• TASK TO CARRY OUT: Your answer must consist of every line from the data below that includes the word "interview".
[Start of Attachment]
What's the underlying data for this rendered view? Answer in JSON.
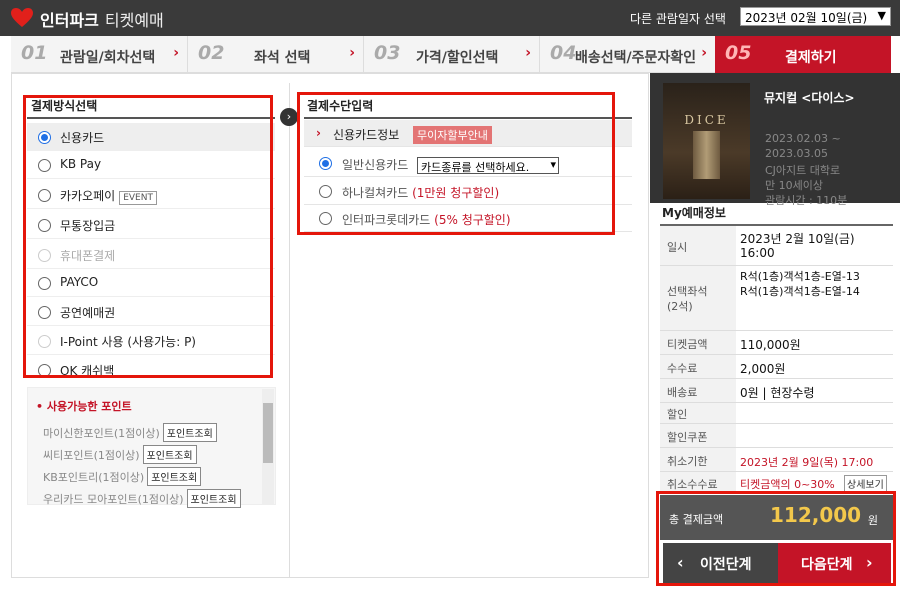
{
  "header": {
    "logo": "인터파크",
    "logo_sub": "티켓예매",
    "other_date_label": "다른 관람일자 선택",
    "selected_date": "2023년 02월 10일(금)"
  },
  "steps": [
    {
      "num": "01",
      "label": "관람일/회차선택"
    },
    {
      "num": "02",
      "label": "좌석 선택"
    },
    {
      "num": "03",
      "label": "가격/할인선택"
    },
    {
      "num": "04",
      "label": "배송선택/주문자확인"
    },
    {
      "num": "05",
      "label": "결제하기"
    }
  ],
  "payment_methods": {
    "title": "결제방식선택",
    "items": [
      {
        "label": "신용카드",
        "selected": true,
        "disabled": false
      },
      {
        "label": "KB Pay",
        "selected": false,
        "disabled": false
      },
      {
        "label": "카카오페이",
        "selected": false,
        "disabled": false,
        "badge": "EVENT"
      },
      {
        "label": "무통장입금",
        "selected": false,
        "disabled": false
      },
      {
        "label": "휴대폰결제",
        "selected": false,
        "disabled": true
      },
      {
        "label": "PAYCO",
        "selected": false,
        "disabled": false
      },
      {
        "label": "공연예매권",
        "selected": false,
        "disabled": false
      },
      {
        "label": "I-Point 사용 (사용가능: P)",
        "selected": false,
        "disabled": true
      },
      {
        "label": "OK 캐쉬백",
        "selected": false,
        "disabled": false
      }
    ]
  },
  "points": {
    "title": "사용가능한 포인트",
    "button_label": "포인트조회",
    "items": [
      "마이신한포인트(1점이상)",
      "씨티포인트(1점이상)",
      "KB포인트리(1점이상)",
      "우리카드 모아포인트(1점이상)"
    ]
  },
  "payment_input": {
    "title": "결제수단입력",
    "card_info_label": "신용카드정보",
    "interest_free_badge": "무이자할부안내",
    "options": [
      {
        "label": "일반신용카드",
        "selected": true
      },
      {
        "label": "하나컬쳐카드",
        "promo": "(1만원 청구할인)",
        "selected": false
      },
      {
        "label": "인터파크롯데카드",
        "promo": "(5% 청구할인)",
        "selected": false
      }
    ],
    "card_select_placeholder": "카드종류를 선택하세요."
  },
  "show": {
    "title": "뮤지컬 <다이스>",
    "poster_text": "DICE",
    "period_start": "2023.02.03 ~",
    "period_end": "2023.03.05",
    "venue_line1": "CJ아지트 대학로",
    "age": "만 10세이상",
    "runtime": "관람시간 : 110분"
  },
  "my_booking": {
    "title": "My예매정보",
    "date_label": "일시",
    "date_value_1": "2023년 2월 10일(금)",
    "date_value_2": "16:00",
    "seat_label_1": "선택좌석",
    "seat_label_2": "(2석)",
    "seat_1": "R석(1층)객석1층-E열-13",
    "seat_2": "R석(1층)객석1층-E열-14",
    "ticket_label": "티켓금액",
    "ticket_value": "110,000원",
    "fee_label": "수수료",
    "fee_value": "2,000원",
    "delivery_label": "배송료",
    "delivery_value": "0원 | 현장수령",
    "discount_label": "할인",
    "coupon_label": "할인쿠폰",
    "cancel_deadline_label": "취소기한",
    "cancel_deadline_value": "2023년 2월 9일(목) 17:00",
    "cancel_fee_label": "취소수수료",
    "cancel_fee_value": "티켓금액의 0~30%",
    "detail_button": "상세보기",
    "total_label": "총 결제금액",
    "total_value": "112,000",
    "total_unit": "원"
  },
  "nav": {
    "prev_label": "이전단계",
    "next_label": "다음단계"
  }
}
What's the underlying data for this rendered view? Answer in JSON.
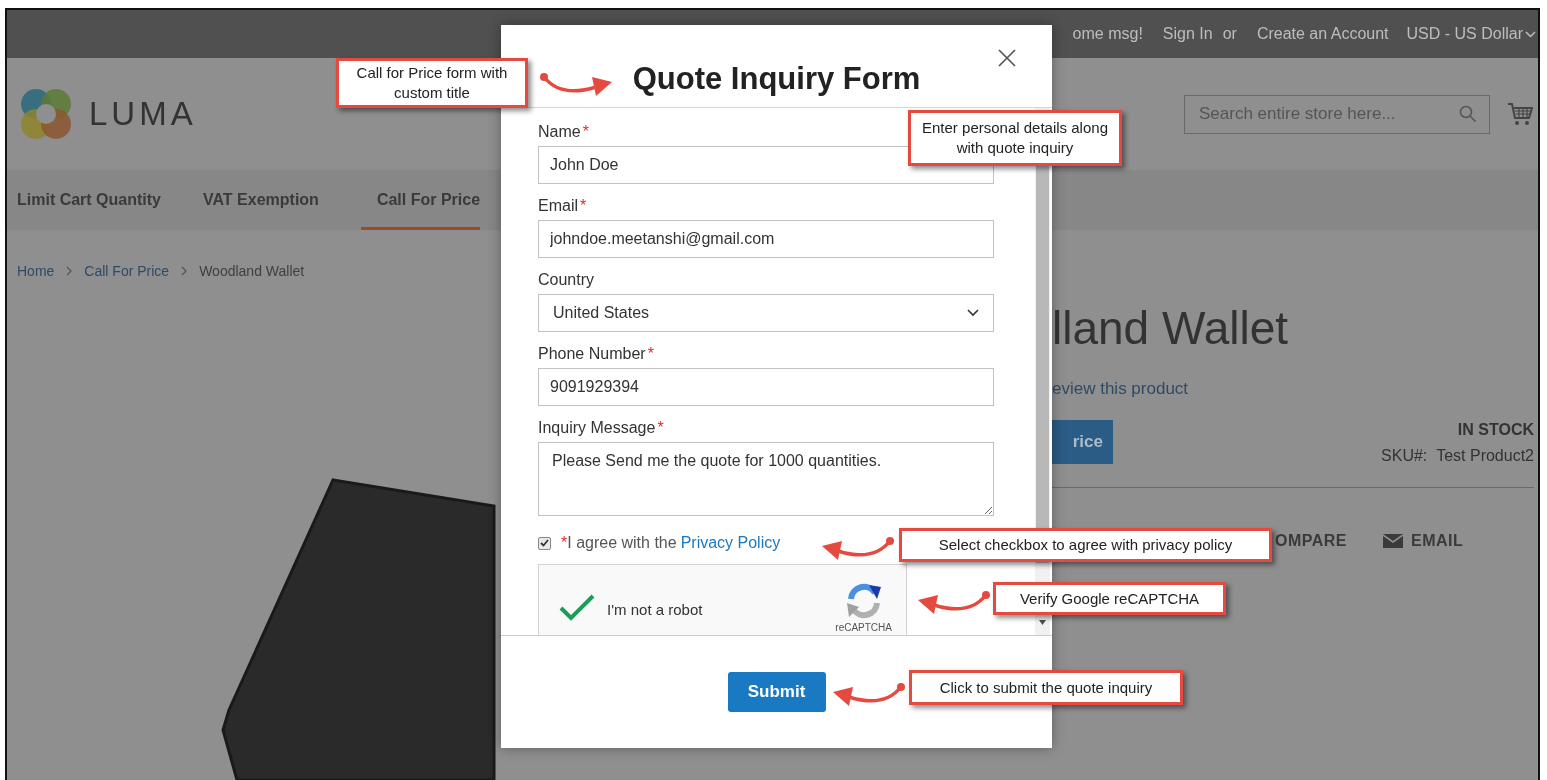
{
  "top_bar": {
    "welcome": "ome msg!",
    "sign_in": "Sign In",
    "separator": "or",
    "create_account": "Create an Account",
    "currency": "USD - US Dollar"
  },
  "header": {
    "logo": "LUMA",
    "search": {
      "placeholder": "Search entire store here..."
    }
  },
  "nav": [
    {
      "label": "Limit Cart Quantity",
      "selected": false
    },
    {
      "label": "VAT Exemption",
      "selected": false
    },
    {
      "label": "Call For Price",
      "selected": true
    }
  ],
  "breadcrumbs": [
    "Home",
    "Call For Price",
    "Woodland Wallet"
  ],
  "product": {
    "title": "lland Wallet",
    "review_link": "eview this product",
    "button": "rice",
    "stock": "IN STOCK",
    "sku_label": "SKU#:",
    "sku": "Test Product2",
    "actions": [
      {
        "label": "OMPARE",
        "kind": "plain"
      },
      {
        "label": "EMAIL",
        "kind": "email"
      }
    ]
  },
  "modal": {
    "title": "Quote Inquiry Form",
    "fields": [
      {
        "label": "Name",
        "required_mark": "*",
        "kind": "text",
        "value": "John Doe"
      },
      {
        "label": "Email",
        "required_mark": "*",
        "kind": "text",
        "value": "johndoe.meetanshi@gmail.com"
      },
      {
        "label": "Country",
        "kind": "select",
        "value": "United States"
      },
      {
        "label": "Phone Number",
        "required_mark": "*",
        "kind": "text",
        "value": "9091929394"
      },
      {
        "label": "Inquiry Message",
        "required_mark": "*",
        "kind": "textarea",
        "value": "Please Send me the quote for 1000 quantities."
      }
    ],
    "agree": {
      "checked": true,
      "required_mark": "*",
      "text": "I agree with the",
      "link": "Privacy Policy"
    },
    "captcha": {
      "checked": true,
      "label": "I'm not a robot",
      "brand": "reCAPTCHA"
    },
    "submit": "Submit"
  },
  "annotations": [
    {
      "text": "Call for Price form with custom title",
      "kind": "rightarrow"
    },
    {
      "text": "Enter personal details along with quote inquiry",
      "kind": "plain"
    },
    {
      "text": "Select checkbox to agree with privacy policy",
      "kind": "leftarrow"
    },
    {
      "text": "Verify Google reCAPTCHA",
      "kind": "leftarrow"
    },
    {
      "text": "Click to submit the quote inquiry",
      "kind": "leftarrow"
    }
  ]
}
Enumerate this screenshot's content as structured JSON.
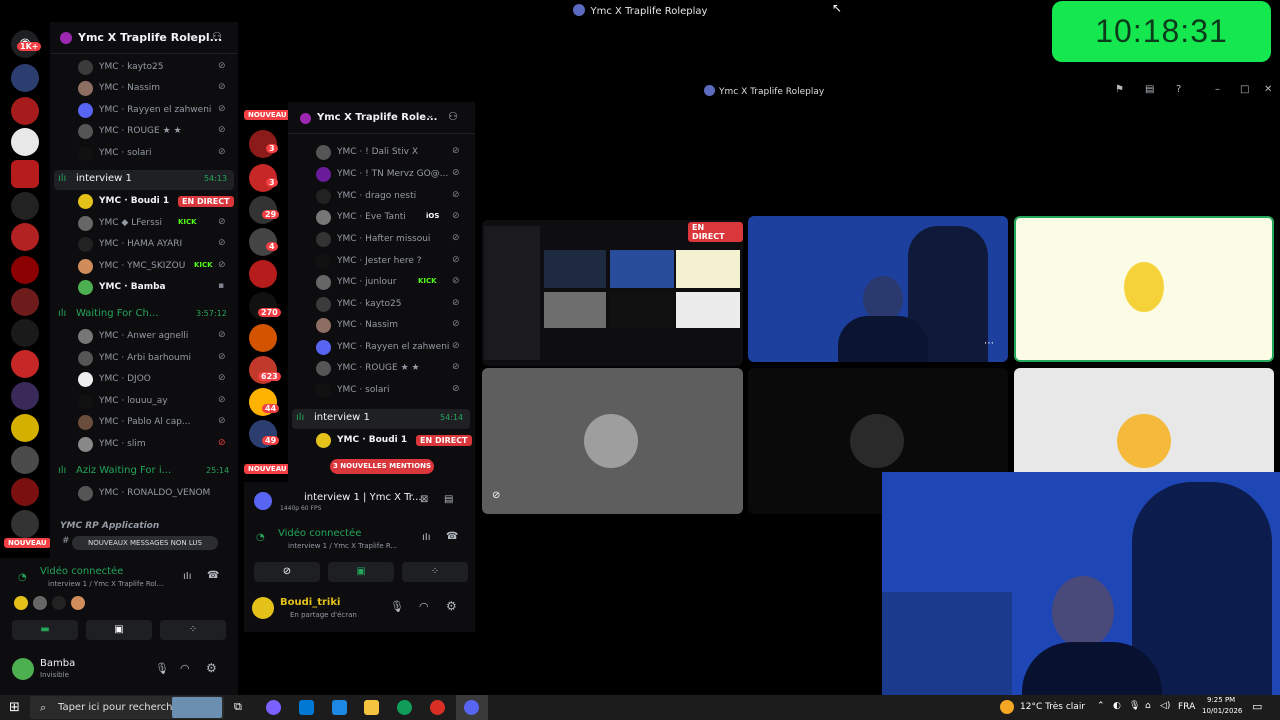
{
  "window": {
    "title": "Ymc X Traplife Roleplay"
  },
  "clock": "10:18:31",
  "rail": {
    "badge_top": "1K+",
    "badge_new": "NOUVEAU"
  },
  "outer_channels": {
    "server_name": "Ymc X Traplife Rolepl...",
    "top_users": [
      {
        "name": "YMC · kayto25"
      },
      {
        "name": "YMC · Nassim"
      },
      {
        "name": "YMC · Rayyen el zahweni"
      },
      {
        "name": "YMC · ROUGE ★ ★"
      },
      {
        "name": "YMC · solari"
      }
    ],
    "interview": {
      "label": "interview 1",
      "time": "54:13",
      "users": [
        {
          "name": "YMC · Boudi 1",
          "live": "EN DIRECT"
        },
        {
          "name": "YMC ◆ LFerssi",
          "tag": "KICK"
        },
        {
          "name": "YMC · HAMA AYARI"
        },
        {
          "name": "YMC · YMC_SKIZOU",
          "tag": "KICK"
        },
        {
          "name": "YMC · Bamba"
        }
      ]
    },
    "waiting": {
      "label": "Waiting For Ch...",
      "time": "3:57:12",
      "users": [
        {
          "name": "YMC · Anwer agnelli"
        },
        {
          "name": "YMC · Arbi barhoumi"
        },
        {
          "name": "YMC · DJOO"
        },
        {
          "name": "YMC · louuu_ay"
        },
        {
          "name": "YMC · Pablo Al cap..."
        },
        {
          "name": "YMC · slim"
        }
      ]
    },
    "aziz": {
      "label": "Aziz Waiting For i...",
      "time": "25:14",
      "users": [
        {
          "name": "YMC · RONALDO_VENOM"
        }
      ]
    },
    "application": "YMC RP Application",
    "unread_pill": "NOUVEAUX MESSAGES NON LUS",
    "voice": {
      "status": "Vidéo connectée",
      "channel": "interview 1 / Ymc X Traplife Rol..."
    },
    "user": {
      "name": "Bamba",
      "status": "Invisible"
    }
  },
  "inner": {
    "title": "Ymc X Traplife Roleplay",
    "badge_new": "NOUVEAU",
    "server_name": "Ymc X Traplife Role...",
    "users_top": [
      {
        "name": "YMC · ! Dali Stiv X"
      },
      {
        "name": "YMC · ! TN Mervz GO@..."
      },
      {
        "name": "YMC · drago nesti"
      },
      {
        "name": "YMC · Eve Tanti",
        "tag": "iOS"
      },
      {
        "name": "YMC · Hafter missoui"
      },
      {
        "name": "YMC · Jester here ?"
      },
      {
        "name": "YMC · junlour",
        "tag": "KICK"
      },
      {
        "name": "YMC · kayto25"
      },
      {
        "name": "YMC · Nassim"
      },
      {
        "name": "YMC · Rayyen el zahweni"
      },
      {
        "name": "YMC · ROUGE ★ ★"
      },
      {
        "name": "YMC · solari"
      }
    ],
    "interview": {
      "label": "interview 1",
      "time": "54:14",
      "user": "YMC · Boudi 1",
      "live": "EN DIRECT"
    },
    "mentions_pill": "3 NOUVELLES MENTIONS",
    "stream": {
      "title": "interview 1 | Ymc X Tr...",
      "quality": "1440p 60 FPS"
    },
    "voice": {
      "status": "Vidéo connectée",
      "channel": "interview 1 / Ymc X Traplife R..."
    },
    "user": {
      "name": "Boudi_triki",
      "status": "En partage d'écran"
    },
    "rail_counts": [
      "3",
      "3",
      "29",
      "4",
      "270",
      "623",
      "44",
      "49"
    ],
    "live_tile": "EN DIRECT"
  },
  "taskbar": {
    "search_placeholder": "Taper ici pour rechercher",
    "weather": "12°C Très clair",
    "lang": "FRA",
    "time": "9:25 PM",
    "date": "10/01/2026"
  },
  "colors": {
    "live": "#da373c",
    "connected": "#23a55a",
    "clock_bg": "#15e84f",
    "badge": "#f23f43"
  }
}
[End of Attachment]
• WRITTEN ANSWER:
    "interview": {
      "label": "interview 1",
      "channel": "interview 1 / Ymc X Traplife Rol..."
    "interview": {
      "label": "interview 1",
      "title": "interview 1 | Ymc X Tr...",
      "channel": "interview 1 / Ymc X Traplife R..."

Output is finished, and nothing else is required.